Once back in Squamish, I tested different placements on my Brodie Romax. For rides on rougher gravel roads, the down tube proved most effective. After trying both the right and left sides of the frame, I realized that due to the swooping design and the positioning of the Voile straps on the right, placing it on the left side was more logical. This facilitated easier access when attaching or detaching the spray, and it aligned better with the design, ensuring the spray bottle stayed secure on rugged terrains.
Finally, on a recent guided ride with Les Chevres I rode my LIV Intrigue and when navigating the technical features and terrains of the Crouching Squirrel Hidden Monkey trail, no surprise the bear spray remained firmly in place. My one suggestion would be to include an optional quick-to-remove strap, something akin to the OneUp EDC Pump Bottle Cage Mount strap.
Having my bear spray secured by the Ghostrider Bear Spray Universal Mount makes me feel badass and competent.
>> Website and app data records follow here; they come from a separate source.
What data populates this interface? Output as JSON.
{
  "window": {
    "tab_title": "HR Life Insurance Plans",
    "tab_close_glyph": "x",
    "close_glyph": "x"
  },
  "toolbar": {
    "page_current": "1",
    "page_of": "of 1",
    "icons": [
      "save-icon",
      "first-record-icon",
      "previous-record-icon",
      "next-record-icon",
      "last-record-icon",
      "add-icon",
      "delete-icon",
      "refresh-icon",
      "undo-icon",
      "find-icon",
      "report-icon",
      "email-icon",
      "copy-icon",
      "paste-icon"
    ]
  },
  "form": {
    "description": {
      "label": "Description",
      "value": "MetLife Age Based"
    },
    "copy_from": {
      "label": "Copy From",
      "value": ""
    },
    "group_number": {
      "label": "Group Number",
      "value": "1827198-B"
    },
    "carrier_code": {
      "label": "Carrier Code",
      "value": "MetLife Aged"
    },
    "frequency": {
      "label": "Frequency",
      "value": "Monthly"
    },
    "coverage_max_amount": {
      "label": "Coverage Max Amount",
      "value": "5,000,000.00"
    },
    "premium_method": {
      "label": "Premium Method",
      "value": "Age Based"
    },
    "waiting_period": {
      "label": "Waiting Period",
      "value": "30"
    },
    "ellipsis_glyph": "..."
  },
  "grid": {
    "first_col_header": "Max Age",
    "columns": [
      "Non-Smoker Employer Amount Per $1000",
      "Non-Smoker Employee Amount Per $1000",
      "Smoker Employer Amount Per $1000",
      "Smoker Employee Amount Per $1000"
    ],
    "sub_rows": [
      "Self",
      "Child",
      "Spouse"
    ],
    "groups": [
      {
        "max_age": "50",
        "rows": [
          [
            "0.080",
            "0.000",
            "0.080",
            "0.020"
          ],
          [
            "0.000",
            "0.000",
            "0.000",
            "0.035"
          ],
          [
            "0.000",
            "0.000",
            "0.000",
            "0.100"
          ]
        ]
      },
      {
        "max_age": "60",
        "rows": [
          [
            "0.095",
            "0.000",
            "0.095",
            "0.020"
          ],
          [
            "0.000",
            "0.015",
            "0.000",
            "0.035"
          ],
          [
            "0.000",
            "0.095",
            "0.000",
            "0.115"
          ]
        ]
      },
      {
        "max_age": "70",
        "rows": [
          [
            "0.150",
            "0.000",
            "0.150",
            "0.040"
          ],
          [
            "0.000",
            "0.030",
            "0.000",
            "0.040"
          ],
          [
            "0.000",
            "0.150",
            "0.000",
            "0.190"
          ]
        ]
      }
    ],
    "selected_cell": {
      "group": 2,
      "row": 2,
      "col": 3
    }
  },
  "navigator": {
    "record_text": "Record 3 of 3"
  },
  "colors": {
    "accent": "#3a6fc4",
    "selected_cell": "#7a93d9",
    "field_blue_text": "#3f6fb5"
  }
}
I felt well-prepared for any unexpected encounters with a bear. Thankfully, my meetings were non-threatening, as the bears seemed completely unphased by my presence. This gadget is simple, sleek, and light - the perfect item to complete your bikepacking cockpit. Paired with the 9” Voile strap, the mount is adaptable to a variety of bikes and frame circumferences. For me, biking is all about practicality in the gadgets I choose. This mount is not only practical but truly embodies its slogan: “Less worrying, more riding – A better way to protect against wildlife while riding.”
I would also like to emphasize the importance of supporting local small businesses and fellow creators. The Ghostrider Bear Spray Mount has been on the bike gear market for 12 months, and Pat continues to innovate with products that fill gaps in the bike industry. Get the Universal Mount for $60 CAD here and the Direct Mount for $45 CAD here.
|Adaptive Functionality: Versatile across various bike frames and terrains.|
|Streamlined Design: Blends seamlessly with your bike's aesthetic.|
|Featherlight: Adds minimal weight to your biking gear.|
|Universal Fit: Compatible with all bear spray canister brands.|
|Cost-effective: Reasonably priced. Buy two for free shipping and gift one to a fellow outdoor enthusiast.|
|Pedal Proximity Issue: Bear spray bottle can dislodge if installed too close to the pedal stroke.|
|Limited Mounting Areas: Not all parts of the bike frame are optimal for secure mounting|